When Tim asked me to do a piece for GeekOut, I wondered what to do. This is a guest post, so I should do my best to out-geek them as much as possible, to make the contribution memorable.
Then it hit me: Light Novels. I’m a big reader and I’ve had the fortune to read several light novels that have inspired many outstanding anime. Some of them even have ties to role playing games, both of which are Joel and Tim’s domains.
It’s the perfect topic.
Light novels are different from traditional novels in that they are much shorter, the length of what we call a novella, sometimes even shorter than that. They consist of small story arcs, what you would see in one to five episodes of an anime adaptation, and feature drawings every few pages to help with a crucial scene’s depiction, even if it’s just showing a character sitting and having something to drink.
Slayers: Hajime Kanzaka’s fantasy series is most commonly known for its anime adaptations, which have been running since the 1990s. As a light novel series it spans over 50 volumes, the main story, which was adapted into the anime, consists of 15 and the rest are prequel stories of Lina Inverse’s previous adventures.
What I like about Slayers is that it makes sense, even with zaniness and the chaotic characters. Magic has guidelines, a classification system and the spells draw powers from specific entities in addition to draining the caster’s energy. There are hierarchies for the different powers of the world, from demons to dragons and even mortal kingdoms. It’s all structured. But there’s enough freedom for things to deviate from the guidelines, for exceptions to come into play and change things up.
While characters fall into classic anime and fantasy tropes, they grow, mature and learn, and while humour always finds its way into their lives, you can see how some of their innocence is lost over the course of the stories.
There’s action, some of it fantastically over the top, there’s tear jerking drama and roll on the floor hilarity. The series has it all and more and it’s why it’s my favourite series.

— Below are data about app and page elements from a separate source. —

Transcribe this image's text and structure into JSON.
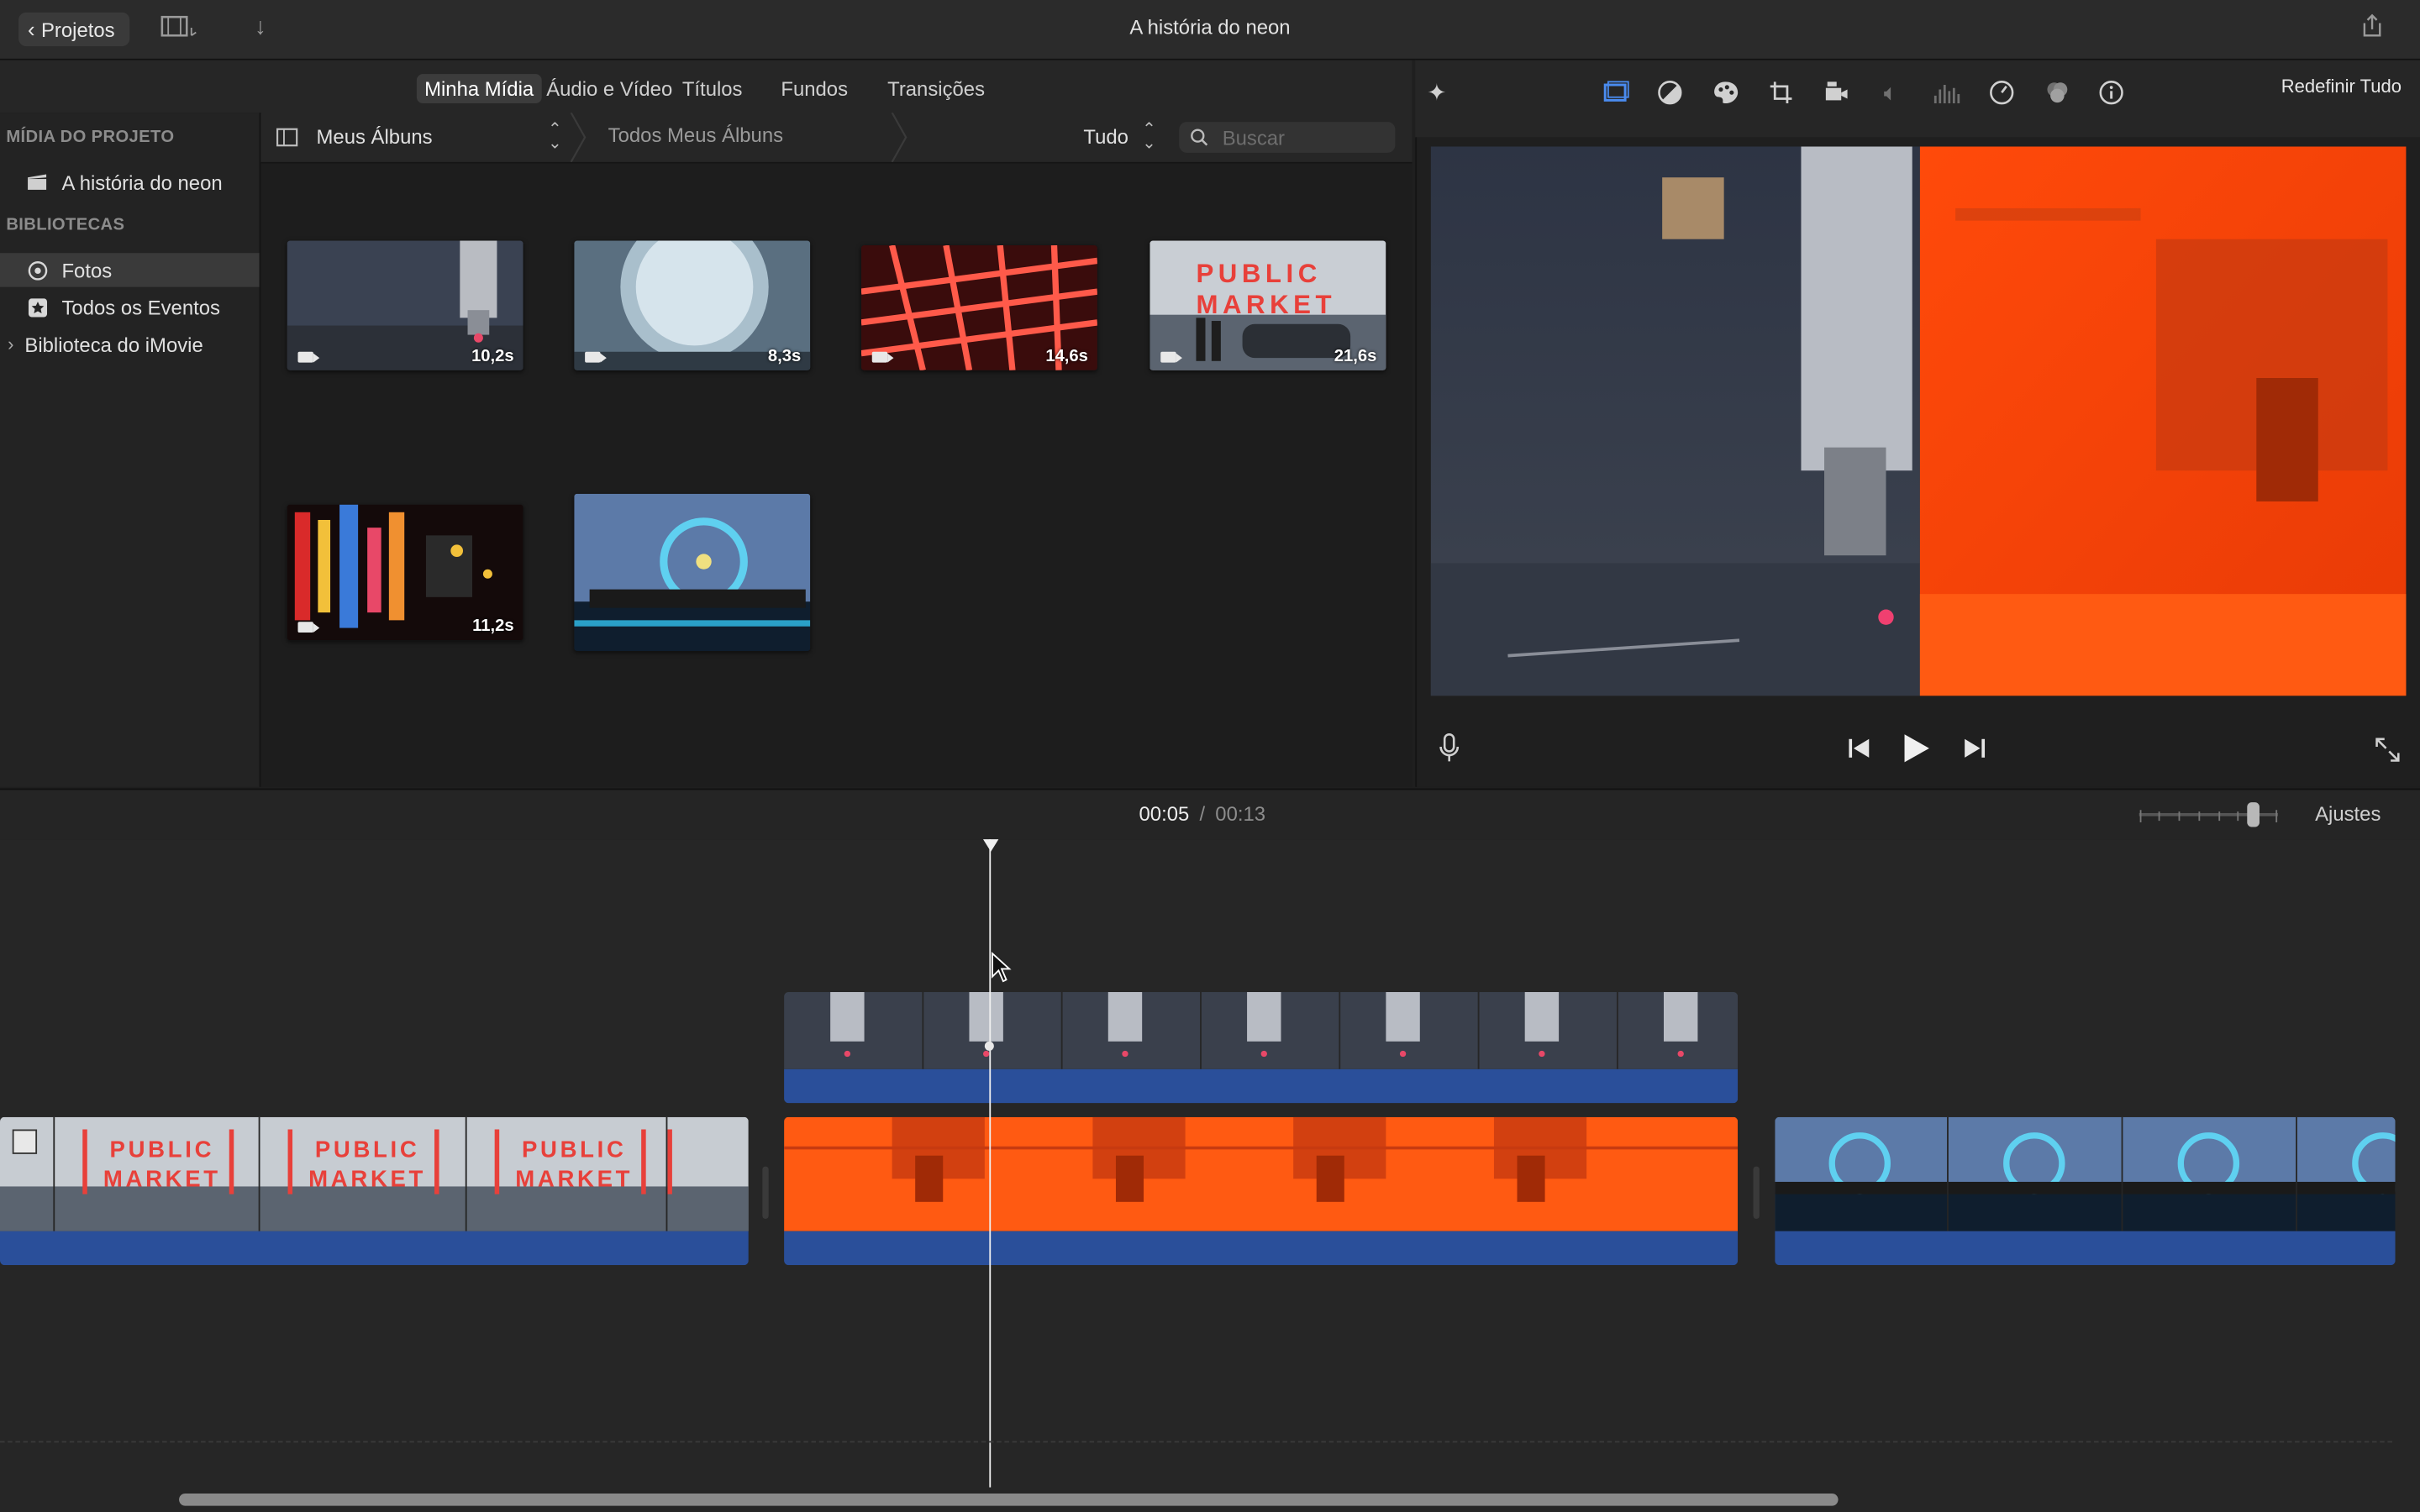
{
  "window": {
    "title": "A história do neon",
    "back_label": "Projetos"
  },
  "tabs": [
    "Minha Mídia",
    "Áudio e Vídeo",
    "Títulos",
    "Fundos",
    "Transições"
  ],
  "sidebar": {
    "section_project": "MÍDIA DO PROJETO",
    "project_item": "A história do neon",
    "section_libraries": "BIBLIOTECAS",
    "items": [
      "Fotos",
      "Todos os Eventos",
      "Biblioteca do iMovie"
    ]
  },
  "filter": {
    "album_select": "Meus Álbuns",
    "breadcrumb": "Todos Meus Álbuns",
    "show_select": "Tudo",
    "search_placeholder": "Buscar"
  },
  "media": [
    {
      "duration": "10,2s"
    },
    {
      "duration": "8,3s"
    },
    {
      "duration": "14,6s"
    },
    {
      "duration": "21,6s",
      "sign_text": "PUBLIC MARKET"
    },
    {
      "duration": "11,2s"
    },
    {
      "duration": ""
    }
  ],
  "viewer": {
    "reset_label": "Redefinir Tudo"
  },
  "timeline": {
    "current_time": "00:05",
    "separator": "/",
    "total_time": "00:13",
    "settings_label": "Ajustes",
    "clip_sign_text": "PUBLIC MARKET"
  },
  "colors": {
    "accent_blue": "#2a4f9a",
    "neon_red": "#e8403a",
    "neon_orange": "#ff5a12"
  }
}
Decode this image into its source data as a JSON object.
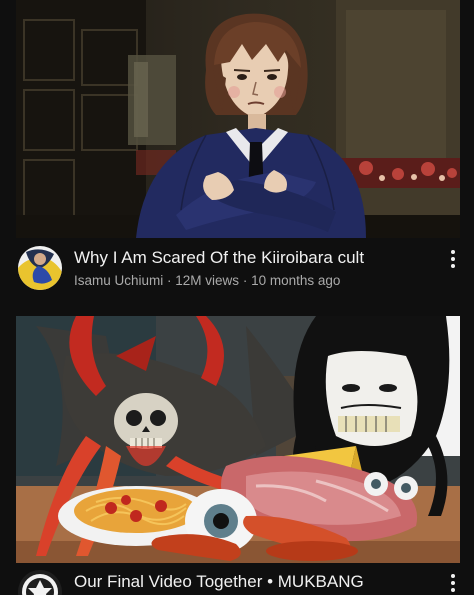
{
  "feed": {
    "videos": [
      {
        "title": "Why I Am Scared Of the Kiiroibara cult",
        "channel": "Isamu Uchiumi",
        "views": "12M views",
        "age": "10 months ago",
        "thumbnail_icon": "anime-character-thumbnail",
        "avatar_icon": "channel-avatar-blue-yellow"
      },
      {
        "title": "Our Final Video Together • MUKBANG",
        "thumbnail_icon": "mukbang-horror-thumbnail",
        "avatar_icon": "channel-avatar-crest"
      }
    ]
  },
  "colors": {
    "background": "#0f0f0f",
    "title_text": "#f1f1f1",
    "secondary_text": "#aaaaaa"
  }
}
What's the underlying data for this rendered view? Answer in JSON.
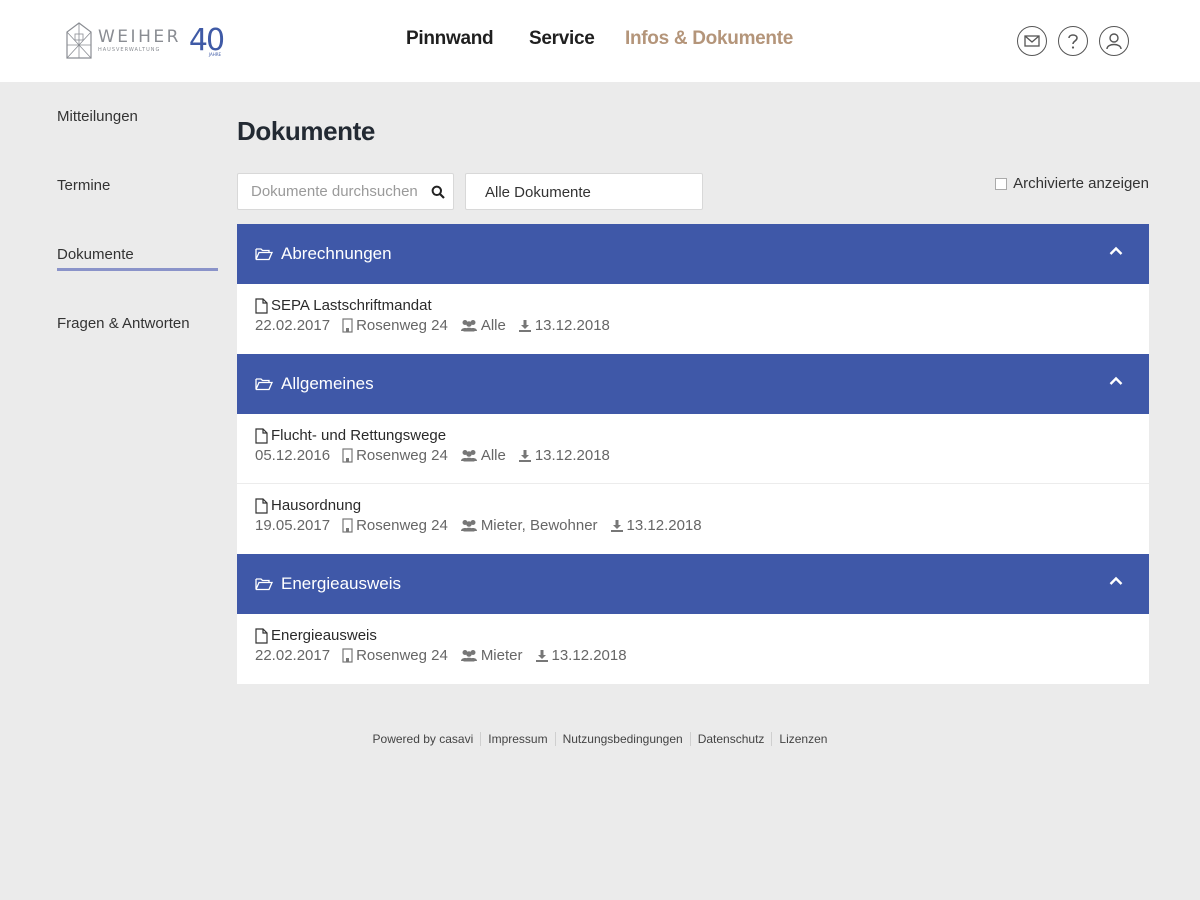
{
  "logo": {
    "word": "WEIHER",
    "sub": "HAUSVERWALTUNG",
    "anniversary": "40",
    "anniversary_sub": "JAHRE"
  },
  "nav": {
    "items": [
      {
        "label": "Pinnwand"
      },
      {
        "label": "Service"
      },
      {
        "label": "Infos & Dokumente"
      }
    ]
  },
  "header_icons": [
    "envelope-icon",
    "question-icon",
    "user-icon"
  ],
  "sidebar": {
    "items": [
      {
        "label": "Mitteilungen"
      },
      {
        "label": "Termine"
      },
      {
        "label": "Dokumente"
      },
      {
        "label": "Fragen & Antworten"
      }
    ]
  },
  "main": {
    "title": "Dokumente",
    "search_placeholder": "Dokumente durchsuchen",
    "filter_value": "Alle Dokumente",
    "archive_label": "Archivierte anzeigen"
  },
  "categories": [
    {
      "name": "Abrechnungen",
      "docs": [
        {
          "title": "SEPA Lastschriftmandat",
          "date": "22.02.2017",
          "property": "Rosenweg 24",
          "audience": "Alle",
          "download_date": "13.12.2018"
        }
      ]
    },
    {
      "name": "Allgemeines",
      "docs": [
        {
          "title": "Flucht- und Rettungswege",
          "date": "05.12.2016",
          "property": "Rosenweg 24",
          "audience": "Alle",
          "download_date": "13.12.2018"
        },
        {
          "title": "Hausordnung",
          "date": "19.05.2017",
          "property": "Rosenweg 24",
          "audience": "Mieter, Bewohner",
          "download_date": "13.12.2018"
        }
      ]
    },
    {
      "name": "Energieausweis",
      "docs": [
        {
          "title": "Energieausweis",
          "date": "22.02.2017",
          "property": "Rosenweg 24",
          "audience": "Mieter",
          "download_date": "13.12.2018"
        }
      ]
    }
  ],
  "footer": {
    "items": [
      "Powered by casavi",
      "Impressum",
      "Nutzungsbedingungen",
      "Datenschutz",
      "Lizenzen"
    ]
  },
  "colors": {
    "accent": "#3f58a8",
    "active_nav": "#b4957a",
    "background": "#ebebeb"
  }
}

Log Horizon is special among the “We’re trapped in a game” genre in that it changes the rules. It’s not about permanent death, or people logged on permanently while their real selves are in a coma, but about building a home and adapting to a new and strange reality.
During the latest expansion of Elder Tales’ launch day, millions of players in the Japanese servers find themselves transported into the game world inhabiting their avatars (the game is a third person Massively Multiplayer Online Role-Playing Game, like World of Warcraft and not a full immersive experience like .Hack or SAO). They find that some of the game’s rules and truths still apply but others have changed drastically.
They can still access their own in-game windows and menus but even if they select spells or abilities, they don’t work. Instead, they have to perform the action and vocalize it for their powers to take effect. Crafting now requires them to actually perform things, something they discover fairly quickly when every single piece of food they make using the skill has no taste. At least until a secondary character figures it out and starts making good food. Death still returns players to spawn points without much issue, until they discover that (at least theoretically) every death takes away some of their memories.
But the greatest change and challenge they encounter comes in the form of the NPCs aka The People of the Land. Before, they were quest givers and merchants of limited vocabulary and intelligence, almost mindless, but now are a genuine people, with their hopes, dreams, nations and agendas.
Over the course of the series and through the eyes of the Enchanter, Shiroe, you see how the Adventurers, the players of Elder Tale, slowly come to grips with their new world and how they strive to build a new home and find stability. Shiroeis outstandingly cunning and borderline evil and most of the world’s progress and alliances come from his own devious machinations. He’s often referred to as The Villain in Glasses, something most of the bespectacled characters in the series share.
Author Mamare Touno’s greatest accomplishment is making things matter and giving characters the chance to grow in this world that is in many ways still a game.
Sword Art Online plays the genre to the letter, with the entire player base of the eponymous game suddenly trapped inside because of its insane creator. Death in that world is permanent and the only way out is if someone clears all 100 levels of Aincrad, where the game takes place.
What makes SAO unique are the characters and their relationships and how organic their development feels. Feelings and relationships come out naturally, equal parts attraction and the search for comfort in an unforgiving world. It makes their friendships, loves and enmities that much more powerful to the reader.
Sure, it stumbles a bit and Tim and I often argue about the anime adaptation, because it makes things seem too abrupt when the novel gives you a sense of time passing by including dates, so when the protagonists take a break to spend time together and even for a second live in the illusion that this could be their new world, it’s not something they decided that morning after breakfast, but something that builds up.
The plot following the SAO arc is a bit messy and the subsequent one is very strong, but what keeps the series afloat and the reader glued is the relationship between main characters Kirito and Asuna. They feel real, a couple you could meet on the street, which is outstanding. But that is Reki Kawahara’s greatest strength as a storyteller, making relationships and love feel natural and real.
That’s it for this first issue, be sure to come back in two weeks for three more Light Novels, including another from Reki Kawahara.
Be sure to check out Kevin’s other great works, as he’s joined us many times for the Top 10’s and he’s also the creator of the fantastic blog, The Mental Attic. Do go and check it out as well as tuning in here for more of Kevin’s guest posts in the future!